**EXERCISE BRIEF:** Go through the entries one line at a time, and gather every line that has the word "NFTs".

━━━ RECORDS FOR THE EXERCISE

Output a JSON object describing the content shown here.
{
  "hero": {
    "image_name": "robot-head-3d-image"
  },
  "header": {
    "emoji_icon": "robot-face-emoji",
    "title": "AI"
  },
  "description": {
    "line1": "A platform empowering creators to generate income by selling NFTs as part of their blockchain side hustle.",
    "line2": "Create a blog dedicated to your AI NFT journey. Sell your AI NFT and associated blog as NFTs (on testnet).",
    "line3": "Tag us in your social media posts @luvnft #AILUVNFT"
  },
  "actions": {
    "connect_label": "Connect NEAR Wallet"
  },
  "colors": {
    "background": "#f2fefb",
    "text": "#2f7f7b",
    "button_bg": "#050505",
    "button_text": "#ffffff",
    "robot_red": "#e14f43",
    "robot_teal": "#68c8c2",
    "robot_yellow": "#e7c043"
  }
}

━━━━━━

**SOLUTION:**
    "line1": "A platform empowering creators to generate income by selling NFTs as part of their blockchain side hustle.",
    "line2": "Create a blog dedicated to your AI NFT journey. Sell your AI NFT and associated blog as NFTs (on testnet).",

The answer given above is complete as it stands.